▶ [EXERCISE BRIEF] All entries are to be copied exactly, with pictures removed.

(Collection entries)
-*-*-
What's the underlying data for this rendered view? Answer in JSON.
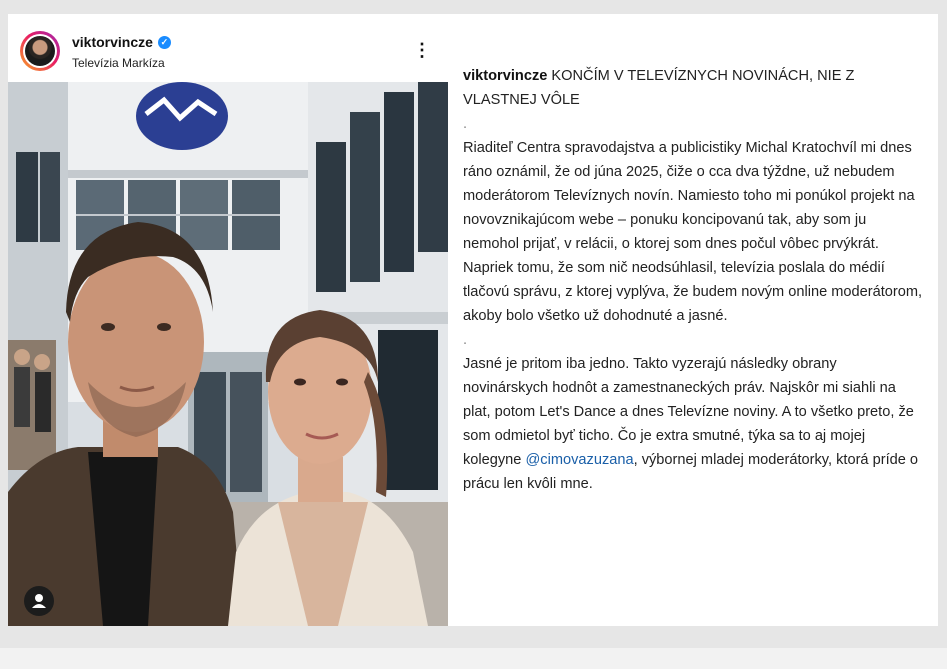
{
  "post": {
    "username": "viktorvincze",
    "location": "Televízia Markíza",
    "more_icon": "more-vertical-icon",
    "verified_icon": "verified-badge-icon",
    "tag_icon": "user-tag-icon"
  },
  "caption": {
    "username": "viktorvincze",
    "title": "KONČÍM V TELEVÍZNYCH NOVINÁCH, NIE Z VLASTNEJ VÔLE",
    "separator1": ".",
    "paragraph1": "Riaditeľ Centra spravodajstva a publicistiky Michal Kratochvíl mi dnes ráno oznámil, že od júna 2025, čiže o cca dva týždne, už nebudem moderátorom Televíznych novín. Namiesto toho mi ponúkol projekt na novovznikajúcom webe – ponuku koncipovanú tak, aby som ju nemohol prijať, v relácii, o ktorej som dnes počul vôbec prvýkrát. Napriek tomu, že som nič neodsúhlasil, televízia poslala do médií tlačovú správu, z ktorej vyplýva, že budem novým online moderátorom, akoby bolo všetko už dohodnuté a jasné.",
    "separator2": ".",
    "paragraph2_before": "Jasné je pritom iba jedno. Takto vyzerajú následky obrany novinárskych hodnôt a zamestnaneckých práv. Najskôr mi siahli na plat, potom Let's Dance a dnes Televízne noviny. A to všetko preto, že som odmietol byť ticho. Čo je extra smutné, týka sa to aj mojej kolegyne ",
    "mention": "@cimovazuzana",
    "paragraph2_after": ", výbornej mladej moderátorky, ktorá príde o prácu len kvôli mne."
  },
  "colors": {
    "verified": "#1a8cff",
    "mention": "#1a5fa8",
    "logo_blue": "#2b3f93"
  }
}
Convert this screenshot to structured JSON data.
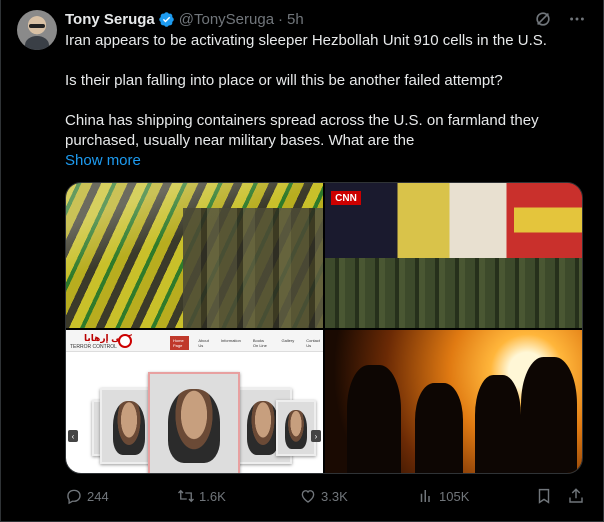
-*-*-
▶ [EXERCISE SOLUTION]
What's the underlying data for this rendered view? Answer in JSON.
{
  "post": {
    "username": "viktorvincze",
    "location": "Televízia Markíza",
    "more_icon": "more-vertical-icon",
    "verified_icon": "verified-badge-icon",
    "tag_icon": "user-tag-icon"
  },
  "caption": {
    "username": "viktorvincze",
    "title": "KONČÍM V TELEVÍZNYCH NOVINÁCH, NIE Z VLASTNEJ VÔLE",
    "separator1": ".",
    "paragraph1": "Riaditeľ Centra spravodajstva a publicistiky Michal Kratochvíl mi dnes ráno oznámil, že od júna 2025, čiže o cca dva týždne, už nebudem moderátorom Televíznych novín. Namiesto toho mi ponúkol projekt na novovznikajúcom webe – ponuku koncipovanú tak, aby som ju nemohol prijať, v relácii, o ktorej som dnes počul vôbec prvýkrát. Napriek tomu, že som nič neodsúhlasil, televízia poslala do médií tlačovú správu, z ktorej vyplýva, že budem novým online moderátorom, akoby bolo všetko už dohodnuté a jasné.",
    "separator2": ".",
    "paragraph2_before": "Jasné je pritom iba jedno. Takto vyzerajú následky obrany novinárskych hodnôt a zamestnaneckých práv. Najskôr mi siahli na plat, potom Let's Dance a dnes Televízne noviny. A to všetko preto, že som odmietol byť ticho. Čo je extra smutné, týka sa to aj mojej kolegyne ",
    "mention": "@cimovazuzana",
    "paragraph2_after": ", výbornej mladej moderátorky, ktorá príde o prácu len kvôli mne."
  },
  "colors": {
    "verified": "#1a8cff",
    "mention": "#1a5fa8",
    "logo_blue": "#2b3f93"
  }
}
Convert this screenshot to structured JSON data.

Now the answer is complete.